The Boyds Learning Tree Center, a low-cost day care center that has served one of the poorest areas of Montgomery County for 17 years, may be forced to abandon its popular Head Start program for preschoolers because it is spending too much in federal funds on too few pupils, the director said.

An educational program that was begun during the Johnson administration's War on Poverty, Head Start helps economically disadvantaged children develop language and math awareness before entering kindergarten.

The center in the Boyds community, in a rural area northwest of Rockville, has the only privately run Head Start program in the county. It operates with a grant from the U.S. Department of Health and Human Services of $125,000, money that accounts for more than two-thirds of its budget.

Center director Beth Molesworth said she has been told that the grant will be terminated if the center does not increase its Head Start enrollment from 27 children to about 50. But the center is located in Boyds Presbyterian Church, which does not have room for more than about 40 children.
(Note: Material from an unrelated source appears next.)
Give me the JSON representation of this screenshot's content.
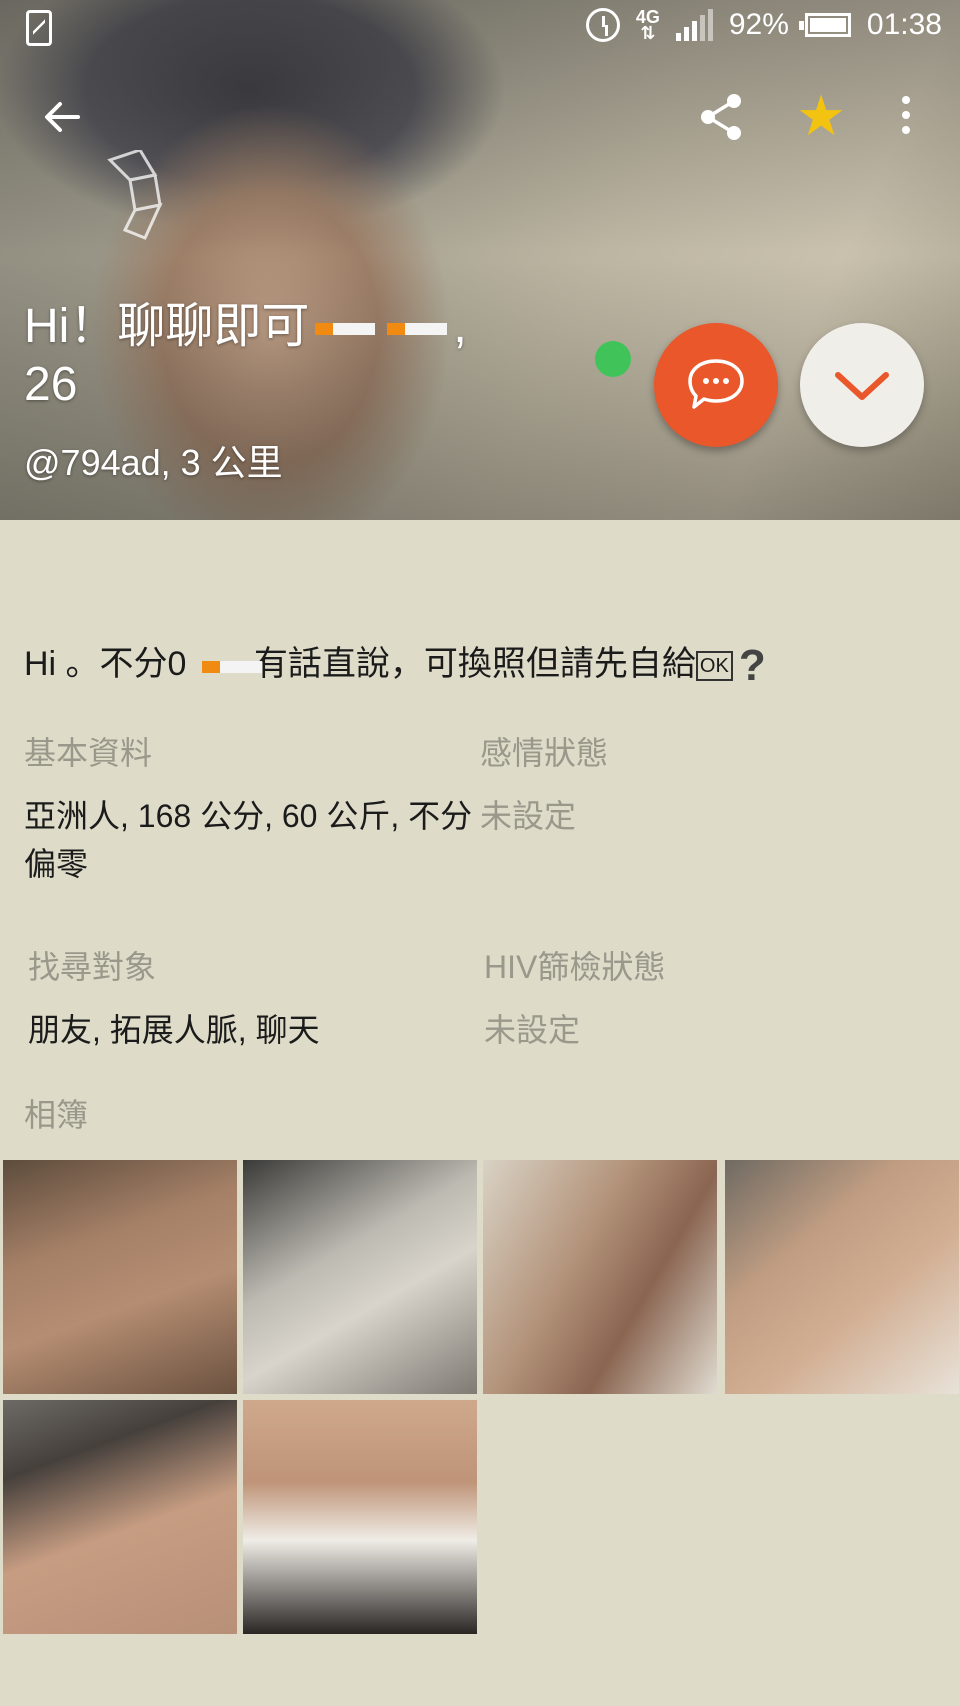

It is currently operating at capacity with Head Start and other day care pupils, she said.

While 17 elementary schools elsewhere in the county offer Head Start, it is only for half a day, and working parents must arrange for separate day care. Having Head Start and day care in one facility, and not having to worry about mid-day transportation for their children, has been a major blessing, several parents said.

"I don't think the people who are cutting down on this program realize the impact on the majority of parents," said Barbara Belzer, a clerk in Potomac whose son, Matthew, attends the Boyds center.

"We happened to luck into a good program that doesn't cost a lot. You don't know how hard it is to find that in the same place."

At Boyds, tuition for about half the pupils is federally subsidized, and speech therapy, one-way bus service and two hot meals are provided.

HHS officials told Boyds administrators recently that the center was spending more than double the county average for each student.

Richard Spitzborg, acting director for the agency's office of human development services, said the features that made Boyds attractive also have made it the state's most expensive program. During the fiscal year that ended June 30, Boyds spent about $6,000 on each child, compared with a national average of $3,000, he said.

Marsha Plater of the Montgomery County Community Action Agency, which administers Head Start in the county through the public school system, said about $2,600 in federal funds is spent for each of the 900 children enrolled in the program countywide. She said the Boyds center had earned a reputation as "one of the finest Head Start programs in the county."

Head Start is "an outstanding program," said David Vadar, principal of Germantown Elementary School, whose school once had such a program. "It helps especially in the primary grades. Students benefit because it makes them ready to learn and gives them the ability to focus on their lessons."

Spitzborg said his office imposed the guideline requirements on the Boyds center because it could not allow it to use Head Start money on day care services.

"For day care, the Head Start dollar should be the dollar of last resort," Spitzborg said. "If it isn't, you wind up with a very expensive program."

Molesworth, who has been the director of the center for five years, said the costs of the program are justified because good, low-cost day care is scarce and sorely needed in her area.

"Our parents tend to be what you call the working poor," she said. "That's why this center is very imiportant -- because there are so few other services available."

Molesworth said that because the church cannot accommodate more children, the only alternative is to abandon the Head Start program.

Full tuition for Head Start and day care at the center is $57 a week, about $12 a week less than the lowest charge elsewhere in the Boyds area, Molesworth said.

Without the federal grant, she said, tuition charges will have to be raised, and cuts in services made.

Lisa Boyd, a Germantown resident whose daughter Jean-Marie receives a full subsidy to attend the Boyds center, said she will have difficulty finding another full-day center that also offers Head Start.

"I don't let just anyone watch my daughter, and there was no other program in Maryland that provided what Boyds provided," Boyd said. "I haven't figured out what we are going to do when they discontinue it."

County official Plater said her office will be working with parents to find other alternatives.